**Problem requirements**
Pick every line out of the entries below that holds the string "desc", and report them.

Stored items
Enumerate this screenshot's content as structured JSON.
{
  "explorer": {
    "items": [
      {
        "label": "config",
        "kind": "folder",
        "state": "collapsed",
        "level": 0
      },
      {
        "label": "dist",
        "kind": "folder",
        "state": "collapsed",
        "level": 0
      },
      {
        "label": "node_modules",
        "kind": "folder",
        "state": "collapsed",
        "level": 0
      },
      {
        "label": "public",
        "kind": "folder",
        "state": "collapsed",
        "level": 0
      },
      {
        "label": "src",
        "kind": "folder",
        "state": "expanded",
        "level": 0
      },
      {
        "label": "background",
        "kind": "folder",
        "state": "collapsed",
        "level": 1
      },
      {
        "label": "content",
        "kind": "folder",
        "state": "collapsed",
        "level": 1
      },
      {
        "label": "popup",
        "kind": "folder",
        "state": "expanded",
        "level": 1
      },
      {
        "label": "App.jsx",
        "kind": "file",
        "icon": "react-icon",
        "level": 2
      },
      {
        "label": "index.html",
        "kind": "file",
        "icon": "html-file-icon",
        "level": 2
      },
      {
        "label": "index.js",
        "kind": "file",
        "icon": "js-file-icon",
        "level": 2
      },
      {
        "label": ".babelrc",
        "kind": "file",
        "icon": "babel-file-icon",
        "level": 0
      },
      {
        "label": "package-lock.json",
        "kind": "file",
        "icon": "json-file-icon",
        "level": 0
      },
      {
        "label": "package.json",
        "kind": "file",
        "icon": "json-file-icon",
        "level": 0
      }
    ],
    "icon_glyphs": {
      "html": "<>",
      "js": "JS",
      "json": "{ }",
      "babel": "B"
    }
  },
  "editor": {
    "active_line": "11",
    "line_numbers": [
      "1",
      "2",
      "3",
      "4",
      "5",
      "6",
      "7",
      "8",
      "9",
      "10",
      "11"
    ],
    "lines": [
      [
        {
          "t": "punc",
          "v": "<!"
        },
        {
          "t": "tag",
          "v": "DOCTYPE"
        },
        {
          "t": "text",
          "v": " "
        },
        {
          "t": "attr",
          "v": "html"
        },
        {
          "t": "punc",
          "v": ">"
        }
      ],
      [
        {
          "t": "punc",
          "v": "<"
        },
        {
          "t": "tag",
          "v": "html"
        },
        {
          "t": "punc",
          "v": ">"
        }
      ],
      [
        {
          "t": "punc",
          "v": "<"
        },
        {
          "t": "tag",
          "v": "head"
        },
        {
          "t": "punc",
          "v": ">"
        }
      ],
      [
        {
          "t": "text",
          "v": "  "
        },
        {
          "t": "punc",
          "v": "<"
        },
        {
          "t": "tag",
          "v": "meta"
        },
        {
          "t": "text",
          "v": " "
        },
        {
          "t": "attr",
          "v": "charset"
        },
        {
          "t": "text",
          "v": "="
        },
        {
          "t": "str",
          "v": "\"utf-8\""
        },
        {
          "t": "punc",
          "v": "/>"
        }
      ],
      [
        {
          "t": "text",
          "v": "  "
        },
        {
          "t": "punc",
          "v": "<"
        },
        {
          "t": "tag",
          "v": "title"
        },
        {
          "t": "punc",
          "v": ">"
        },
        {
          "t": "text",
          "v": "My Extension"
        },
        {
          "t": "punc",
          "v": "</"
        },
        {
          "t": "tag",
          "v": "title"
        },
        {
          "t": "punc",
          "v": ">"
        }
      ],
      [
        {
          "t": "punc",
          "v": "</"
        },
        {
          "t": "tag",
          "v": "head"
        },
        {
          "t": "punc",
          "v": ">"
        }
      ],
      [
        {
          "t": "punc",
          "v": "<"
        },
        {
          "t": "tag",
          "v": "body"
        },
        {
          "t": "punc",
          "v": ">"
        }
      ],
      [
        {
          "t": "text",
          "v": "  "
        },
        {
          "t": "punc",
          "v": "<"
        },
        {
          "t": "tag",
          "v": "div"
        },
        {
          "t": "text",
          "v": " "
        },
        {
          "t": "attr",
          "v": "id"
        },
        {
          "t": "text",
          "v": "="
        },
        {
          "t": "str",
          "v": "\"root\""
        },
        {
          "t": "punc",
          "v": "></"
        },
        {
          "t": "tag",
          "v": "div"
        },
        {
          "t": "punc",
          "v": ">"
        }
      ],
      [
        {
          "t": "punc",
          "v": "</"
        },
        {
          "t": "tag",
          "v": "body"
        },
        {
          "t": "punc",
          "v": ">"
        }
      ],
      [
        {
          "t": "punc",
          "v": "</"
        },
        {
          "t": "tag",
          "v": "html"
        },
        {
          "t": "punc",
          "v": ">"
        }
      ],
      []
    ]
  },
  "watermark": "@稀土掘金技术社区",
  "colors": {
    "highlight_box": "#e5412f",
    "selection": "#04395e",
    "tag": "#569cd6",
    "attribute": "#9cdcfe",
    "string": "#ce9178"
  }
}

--

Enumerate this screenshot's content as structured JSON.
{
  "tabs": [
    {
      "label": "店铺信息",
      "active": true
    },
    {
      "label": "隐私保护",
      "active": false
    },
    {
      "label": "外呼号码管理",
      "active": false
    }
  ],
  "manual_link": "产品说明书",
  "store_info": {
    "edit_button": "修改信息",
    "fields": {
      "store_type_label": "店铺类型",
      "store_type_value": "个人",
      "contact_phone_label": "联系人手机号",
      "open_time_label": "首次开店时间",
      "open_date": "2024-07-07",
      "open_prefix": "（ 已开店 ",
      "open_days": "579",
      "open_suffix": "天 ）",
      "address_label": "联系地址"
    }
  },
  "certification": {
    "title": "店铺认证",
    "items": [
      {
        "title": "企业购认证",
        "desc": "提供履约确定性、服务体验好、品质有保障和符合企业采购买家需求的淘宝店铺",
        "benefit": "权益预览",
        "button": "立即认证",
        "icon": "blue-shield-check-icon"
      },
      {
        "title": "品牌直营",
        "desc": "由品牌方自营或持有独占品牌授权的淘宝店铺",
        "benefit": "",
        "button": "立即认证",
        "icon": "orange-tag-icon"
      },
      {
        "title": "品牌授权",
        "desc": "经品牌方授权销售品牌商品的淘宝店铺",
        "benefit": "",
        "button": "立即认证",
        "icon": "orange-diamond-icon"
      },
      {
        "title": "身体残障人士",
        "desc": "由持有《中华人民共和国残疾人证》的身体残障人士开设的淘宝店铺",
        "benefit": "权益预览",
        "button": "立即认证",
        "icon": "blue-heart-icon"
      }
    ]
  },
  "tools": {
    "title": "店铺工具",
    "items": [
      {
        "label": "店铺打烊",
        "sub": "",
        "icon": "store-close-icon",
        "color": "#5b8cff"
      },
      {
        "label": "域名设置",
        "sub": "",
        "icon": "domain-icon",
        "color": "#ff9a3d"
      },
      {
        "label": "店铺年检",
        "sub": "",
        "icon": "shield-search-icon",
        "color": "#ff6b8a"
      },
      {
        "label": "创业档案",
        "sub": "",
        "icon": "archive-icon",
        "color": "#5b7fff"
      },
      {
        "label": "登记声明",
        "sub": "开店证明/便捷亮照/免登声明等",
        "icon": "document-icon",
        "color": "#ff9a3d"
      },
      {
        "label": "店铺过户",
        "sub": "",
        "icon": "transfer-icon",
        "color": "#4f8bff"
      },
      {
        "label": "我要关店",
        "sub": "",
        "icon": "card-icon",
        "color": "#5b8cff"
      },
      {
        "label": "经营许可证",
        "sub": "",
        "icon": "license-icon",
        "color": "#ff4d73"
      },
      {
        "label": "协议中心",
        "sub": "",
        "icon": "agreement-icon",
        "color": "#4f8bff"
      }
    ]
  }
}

**Answer below**
        "desc": "提供履约确定性、服务体验好、品质有保障和符合企业采购买家需求的淘宝店铺",
        "desc": "由品牌方自营或持有独占品牌授权的淘宝店铺",
        "desc": "经品牌方授权销售品牌商品的淘宝店铺",
        "desc": "由持有《中华人民共和国残疾人证》的身体残障人士开设的淘宝店铺",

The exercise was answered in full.